Last summer, the Tanglewood Festival Chorus sang an absolutely gorgeous, sumptuous a capella Requiem from Ildebrando Pizzetti. It may be one of my all-time favorite concerts that I’ve ever performed in.
This January, we get to do it again.
The unusual encore presentation is during one of the Boston Symphony Orchestra’s four “Casual Friday” concerts this season at Symphony Hall: lower priced tickets, casual dress, a free pre-concert reception, and a post-concert affair with live music, snacks, and a cash bar. In this case, there’s a shorter program (28 minutes of Mozart’s Piano Concerto No. 24, 35 minutes of Vaughan Williams Symphony No 5), and then, according to the BSO’s site:
In a special one-night-only performance, following Friday’s concert, the Tanglewood Festival Chorus, led by conductor James Burton, will perform Pizzetti’s Requiem, for a cappella mixed chorus, on the Symphony Hall stage following a short break.
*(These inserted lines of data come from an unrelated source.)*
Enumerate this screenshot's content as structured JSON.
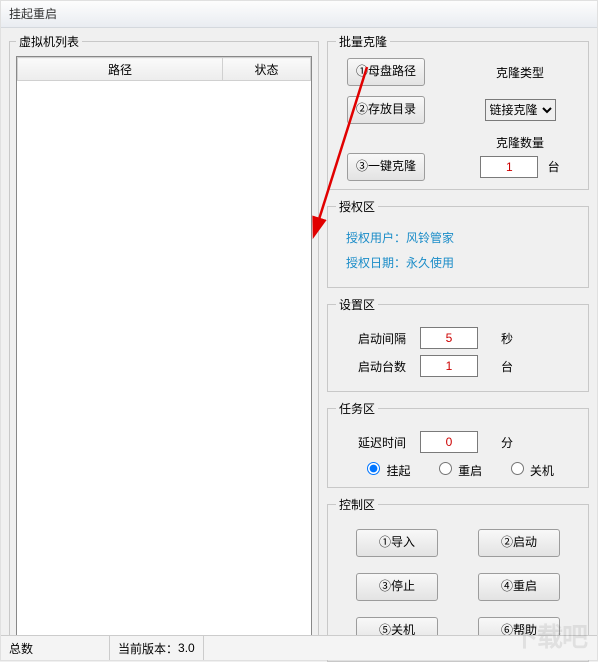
{
  "window": {
    "title": "挂起重启"
  },
  "vmlist": {
    "title": "虚拟机列表",
    "columns": [
      "路径",
      "状态"
    ],
    "rows": []
  },
  "clone": {
    "title": "批量克隆",
    "btn_mother": "①母盘路径",
    "btn_dir": "②存放目录",
    "btn_go": "③一键克隆",
    "type_label": "克隆类型",
    "type_options": [
      "链接克隆"
    ],
    "type_selected": "链接克隆",
    "count_label": "克隆数量",
    "count_value": "1",
    "count_unit": "台"
  },
  "auth": {
    "title": "授权区",
    "user_label": "授权用户：",
    "user_value": "风铃管家",
    "date_label": "授权日期：",
    "date_value": "永久使用"
  },
  "settings": {
    "title": "设置区",
    "interval_label": "启动间隔",
    "interval_value": "5",
    "interval_unit": "秒",
    "count_label": "启动台数",
    "count_value": "1",
    "count_unit": "台"
  },
  "task": {
    "title": "任务区",
    "delay_label": "延迟时间",
    "delay_value": "0",
    "delay_unit": "分",
    "radios": {
      "suspend": "挂起",
      "restart": "重启",
      "shutdown": "关机"
    },
    "selected": "suspend"
  },
  "control": {
    "title": "控制区",
    "btn_import": "①导入",
    "btn_start": "②启动",
    "btn_stop": "③停止",
    "btn_restart": "④重启",
    "btn_shutdown": "⑤关机",
    "btn_help": "⑥帮助"
  },
  "status": {
    "total_label": "总数",
    "version_label": "当前版本：",
    "version_value": "3.0"
  },
  "watermark": "下载吧"
}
From a programming perspective, this is a first. While I’ve seen the TFC prepare and sing complete programs before, it’s always been as a prelude concert out at Tanglewood, or an occasional program in Jordan Hall — never unaccompanied as part of a BSO concert. It’s a testament not only to the closer collaboration between our conductor James Burton and the BSO team but also to how mesmerizing the performance was last summer out in the Berkshires.
I wrote previously about preparing for the performance last July, though I didn’t complete the story. One day before the concert, we were still not ready. James Burton was visibly upset as we continued to miss cues, to botch entrances, to look down at our scores instead of up for his direction, and to lose the rhythmic intensity needed to propel the piece forward. It was a harrowing moment, that last full rehearsal. But we came back after the break and pulled together a showing that demonstrated that we were committed to getting it right. In the 24 hours between that last rehearsal and the performance, it felt like every single singer went back to the hotel rooms and hunkered down with the score anew, re-running it in our minds, re-studying each pencil mark he had given us, re-imprinting it in our minds so that we’d really be ready. By the time we hit our pre-concert warmup, it was clear that as a group we knew the piece cold and were ready for him. He spot-tested a few transitions and we were responsive and deeply attuned to his intentions. The performance that followed was breathtaking. (We have private recordings that we can’t distribute; those of you who know me, find me some time and ask to hear it, and I’ll try not to point out all the flaws. Even a breathtaking performance is not perfect.)
Now we get to do it again, though with some new additions who weren’t on the previous roster who are playing catch up. Some ad hoc groups have already formed to go over the piece together before the two official rehearsals, because there’s only so much study you can do on your own. The lines of each part, on their own, aren’t particularly complex. It’s the way they interact with each other that’s tricky: different parts taking over the melody, dovetailing rhythms, harmonic progressions that require vertical tuning, and subtle dynamic changes that play off of other parts. Mastering this required not only learning your part but also how you fit into the whole, with listening more important than singing. The result is a many-layered polyphony that has shape and meaning and drive. Many choristers are already looking forward to a chance to repeat what we feared might be a once-in-a-lifetime experience.
If this outing is a successful one, then we may see summer prelude programs make more regular winter appearances at Symphony Hall.